The bill, if passed, will revoke more than 1,000 articles in 80 laws, but then that is the rational for the “omnibus” label in the first place. Jokowi says reforming individual laws would take 50 years.
The idea behind the bill is that Indonesia needs to get out of the middle-income trap predicament in which annual economic growth rates have been struggling to stay above 5 percent.
Indonesia is in the middle of a demographic dividend era, when the size of the working-age population outstrips dependants. The country needs to create as many jobs as possible to turn this dividend into economic benefits.
Currently, the official unemployment rate is 5.3 percent of the 130 million-strong workforce, but this figure conceals the fact that as many as 40 percent are underemployed and vulnerable to being condemned to poverty when the economy slows down.
Jokowi knows that if he fails to bring in investment, he will not be able to create the number of jobs needed to absorb this ever growing workforce. He could go down in history as the president who squandered the demographic dividend, which will end in 2036.
Can he pull it off?
Politically, Jokowi today is at his most powerful since he became president in 2014.
He won a 55 percent mandate in the April presidential election and also brought his 2014 and 2019 contender, Prabowo Subianto, into his Cabinet. The ruling coalition of six political parties includes the three largest — the Indonesian Democratic Party of Struggle (PDI-P), Golkar and Prabowo’s Gerindra — and control 75 percent of House seats.
He has the support of conservative Muslims, who had been his Achilles heel, thanks to his new Vice President Ma’ruf Amin, a respected cleric from Nahdlatul Ulama, the country’s largest Islamic organization.
He counts on the support of business and is very much in command of the military and the police.
He turned his back on the more progressive segments of society, who had been his ardent supporters in the last two elections. But they have always been a minority, easily dispensable.
A survey by Indo Barometer last month on his first 100 days shows he commands a more than 70 percent public approval rating.
But Jokowi is far from being the lame duck final-term president many assumed he would be.
Many people have consistently underestimated Jokowi ever since he plunged into national politics in 2014. The former furniture salesman who began his political career as mayor of Surakarta, a small city in Central Java, has time again outsmarted his detractors and opponents, winning the Jakarta gubernatorial election in 2012, and the presidential elections in 2014 and 2019.
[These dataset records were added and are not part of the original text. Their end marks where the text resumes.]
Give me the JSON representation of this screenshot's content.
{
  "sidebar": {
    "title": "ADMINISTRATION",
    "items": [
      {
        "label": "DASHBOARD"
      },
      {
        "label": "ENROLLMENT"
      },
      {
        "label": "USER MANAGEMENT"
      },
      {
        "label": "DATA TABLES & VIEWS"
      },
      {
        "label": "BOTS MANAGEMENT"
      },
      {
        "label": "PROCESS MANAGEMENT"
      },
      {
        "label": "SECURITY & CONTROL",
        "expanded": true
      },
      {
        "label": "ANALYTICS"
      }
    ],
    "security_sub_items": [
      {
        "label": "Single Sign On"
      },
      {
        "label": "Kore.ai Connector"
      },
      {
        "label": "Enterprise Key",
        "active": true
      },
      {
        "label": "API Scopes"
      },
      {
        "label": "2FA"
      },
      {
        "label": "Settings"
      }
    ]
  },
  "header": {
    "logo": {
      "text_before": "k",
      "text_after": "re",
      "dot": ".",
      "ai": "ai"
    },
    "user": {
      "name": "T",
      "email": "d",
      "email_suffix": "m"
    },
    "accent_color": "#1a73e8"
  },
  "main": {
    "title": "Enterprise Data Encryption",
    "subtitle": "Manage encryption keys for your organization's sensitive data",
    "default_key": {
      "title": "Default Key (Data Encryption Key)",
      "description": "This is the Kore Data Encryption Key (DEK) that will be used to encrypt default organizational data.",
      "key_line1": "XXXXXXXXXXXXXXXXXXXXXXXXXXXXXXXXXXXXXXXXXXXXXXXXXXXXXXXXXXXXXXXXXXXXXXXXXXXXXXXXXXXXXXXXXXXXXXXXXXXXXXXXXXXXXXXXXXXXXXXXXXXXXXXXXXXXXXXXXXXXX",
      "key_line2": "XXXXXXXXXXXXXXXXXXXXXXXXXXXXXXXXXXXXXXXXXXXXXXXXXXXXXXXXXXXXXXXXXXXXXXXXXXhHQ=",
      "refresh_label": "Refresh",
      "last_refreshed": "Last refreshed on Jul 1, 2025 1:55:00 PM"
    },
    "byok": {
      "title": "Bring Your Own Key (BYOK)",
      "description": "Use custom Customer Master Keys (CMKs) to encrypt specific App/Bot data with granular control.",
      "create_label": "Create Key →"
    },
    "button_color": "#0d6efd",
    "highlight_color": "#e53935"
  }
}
In the chess world, he could be a grandmaster of Indonesian politics.
This chess game, however, is far from over. Jokowi has made his gambit. Now it is up to anyone who cares to challenge him to make their move.